Genealogy Workshop With Mark Lowe: Out on a Limb, Trapped by Bad Research
Saturday, July 27 • 9:30-10:45 a.m. Feeling trapped with nowhere to go? Bad, weak or missing evidence all contribute to misleading research. Join certified genealogist Mark Lowe and review your research findings, sharpen your techniques, evaluate your sources and map a new course.
Genealogy Workshop With Mark Lowe: Documenting the “Right” Family While Staying on Track
Saturday, July 27 • 11 a.m.-12:15 p.m. Join certified genealogist Mark Lowe and learn simple techniques for breaking down difficult research problems into manageable segments, including the basics of documentation and why it is an important family research tool.
Genealogy Workshop With Mark Lowe: Using Genealogical Software as a Tool
Saturday, July 27 • 1:30-2:45 p.m. Join certified genealogist Mark Lowe as he reviews software that may help you manage your genealogical projects. He will share basic features and the most useful tools.
Genealogy Workshop With Mark Lowe: Help Me Please! Government Claims and Other Unusual Requests

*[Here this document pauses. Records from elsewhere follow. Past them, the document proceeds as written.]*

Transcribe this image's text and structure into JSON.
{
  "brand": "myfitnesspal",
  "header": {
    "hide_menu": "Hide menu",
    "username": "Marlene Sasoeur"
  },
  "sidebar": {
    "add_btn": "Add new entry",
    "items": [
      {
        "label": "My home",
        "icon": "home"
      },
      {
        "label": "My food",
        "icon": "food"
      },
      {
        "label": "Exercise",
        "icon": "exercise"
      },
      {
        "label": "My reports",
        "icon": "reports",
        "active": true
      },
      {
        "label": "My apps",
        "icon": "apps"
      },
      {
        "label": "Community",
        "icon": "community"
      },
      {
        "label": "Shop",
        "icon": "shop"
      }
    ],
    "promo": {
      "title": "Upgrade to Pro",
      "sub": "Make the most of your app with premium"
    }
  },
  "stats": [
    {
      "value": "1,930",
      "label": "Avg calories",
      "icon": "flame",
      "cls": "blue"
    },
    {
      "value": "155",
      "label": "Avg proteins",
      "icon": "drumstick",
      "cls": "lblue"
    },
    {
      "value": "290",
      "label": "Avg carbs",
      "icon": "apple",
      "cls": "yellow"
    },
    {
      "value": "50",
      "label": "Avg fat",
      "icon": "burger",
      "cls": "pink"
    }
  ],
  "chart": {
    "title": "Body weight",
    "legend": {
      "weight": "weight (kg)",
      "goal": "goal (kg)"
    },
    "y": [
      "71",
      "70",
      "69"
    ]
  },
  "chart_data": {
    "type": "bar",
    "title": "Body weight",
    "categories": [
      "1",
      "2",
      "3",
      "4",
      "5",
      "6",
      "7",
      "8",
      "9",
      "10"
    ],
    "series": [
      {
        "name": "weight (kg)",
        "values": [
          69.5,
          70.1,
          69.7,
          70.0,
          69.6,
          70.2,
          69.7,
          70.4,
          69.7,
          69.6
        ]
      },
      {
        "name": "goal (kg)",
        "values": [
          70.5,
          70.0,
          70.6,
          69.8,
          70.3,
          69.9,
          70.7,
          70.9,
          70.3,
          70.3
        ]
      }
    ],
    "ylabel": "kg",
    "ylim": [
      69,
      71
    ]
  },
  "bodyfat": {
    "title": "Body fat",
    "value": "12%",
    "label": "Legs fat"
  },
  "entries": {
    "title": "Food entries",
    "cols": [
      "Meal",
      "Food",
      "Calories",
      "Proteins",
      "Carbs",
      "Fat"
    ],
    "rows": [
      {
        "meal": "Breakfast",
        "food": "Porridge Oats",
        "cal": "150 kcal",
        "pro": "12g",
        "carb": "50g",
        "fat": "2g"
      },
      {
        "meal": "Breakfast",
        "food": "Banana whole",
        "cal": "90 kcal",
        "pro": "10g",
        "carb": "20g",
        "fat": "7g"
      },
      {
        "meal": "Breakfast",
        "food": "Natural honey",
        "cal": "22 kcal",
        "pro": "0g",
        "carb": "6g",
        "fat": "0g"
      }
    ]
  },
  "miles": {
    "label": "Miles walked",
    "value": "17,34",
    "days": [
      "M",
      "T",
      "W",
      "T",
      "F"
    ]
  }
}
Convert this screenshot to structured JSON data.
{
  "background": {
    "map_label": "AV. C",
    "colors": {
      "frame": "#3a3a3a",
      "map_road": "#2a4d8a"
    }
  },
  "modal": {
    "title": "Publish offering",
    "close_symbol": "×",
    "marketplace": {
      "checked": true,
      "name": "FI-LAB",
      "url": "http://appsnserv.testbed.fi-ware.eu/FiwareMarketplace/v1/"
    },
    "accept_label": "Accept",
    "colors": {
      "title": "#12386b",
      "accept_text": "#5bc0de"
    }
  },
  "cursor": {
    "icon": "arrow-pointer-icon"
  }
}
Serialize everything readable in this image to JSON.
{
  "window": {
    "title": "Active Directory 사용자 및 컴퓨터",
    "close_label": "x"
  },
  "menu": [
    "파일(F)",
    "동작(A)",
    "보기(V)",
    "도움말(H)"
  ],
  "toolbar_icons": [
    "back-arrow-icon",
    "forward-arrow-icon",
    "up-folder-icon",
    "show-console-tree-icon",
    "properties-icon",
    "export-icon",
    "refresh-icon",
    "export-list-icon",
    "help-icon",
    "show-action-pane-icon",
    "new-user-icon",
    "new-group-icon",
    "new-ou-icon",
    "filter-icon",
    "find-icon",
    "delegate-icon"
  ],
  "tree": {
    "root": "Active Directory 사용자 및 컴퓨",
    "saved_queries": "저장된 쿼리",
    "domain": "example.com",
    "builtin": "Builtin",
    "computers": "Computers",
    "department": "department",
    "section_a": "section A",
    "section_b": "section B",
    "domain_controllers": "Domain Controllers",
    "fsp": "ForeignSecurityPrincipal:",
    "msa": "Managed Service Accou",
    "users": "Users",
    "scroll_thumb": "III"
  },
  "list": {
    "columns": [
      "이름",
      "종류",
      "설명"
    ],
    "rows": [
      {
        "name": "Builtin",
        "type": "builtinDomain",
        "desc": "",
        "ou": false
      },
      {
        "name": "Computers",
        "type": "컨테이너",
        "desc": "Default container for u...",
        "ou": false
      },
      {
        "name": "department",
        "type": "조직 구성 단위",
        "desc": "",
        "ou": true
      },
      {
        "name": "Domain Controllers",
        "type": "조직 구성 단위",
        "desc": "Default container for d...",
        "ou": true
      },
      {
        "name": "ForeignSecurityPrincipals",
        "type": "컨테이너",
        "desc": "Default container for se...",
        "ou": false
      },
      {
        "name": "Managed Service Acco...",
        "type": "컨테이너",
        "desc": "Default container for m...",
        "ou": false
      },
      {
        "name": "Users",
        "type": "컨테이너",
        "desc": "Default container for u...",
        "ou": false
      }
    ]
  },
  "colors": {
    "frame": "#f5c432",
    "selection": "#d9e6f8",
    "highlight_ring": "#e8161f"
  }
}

Saturday, July 27 •3-4:15 p.m. A request for recognition or payment for services rendered typically related to damages created by war or government intervention are examples of requests that can help you with your genealogy research. Join certified genealogist Mark Lowe and learn to find government claims and other unusual requests by your ancestors.
Genealogy Workshop With Mark Lowe: Research in the South and Everywhere Else: Review, Prepare and Plan
Sunday, July 28 • 1:30-4:30 p.m. Major concepts to consider with your family research projects include migration, settlement patterns, religion, land and geography. Join certified genealogist Mark Lowe and learn how to find available resources and develop a strategy to find ancestors.
Free and Open to the Public • TulsaLibrary.org • 2013 • If you are hearing-impaired and need a qualified interpreter, please call the library 48 hours in advance of the program. • Imagery from the Beryl Ford Collection.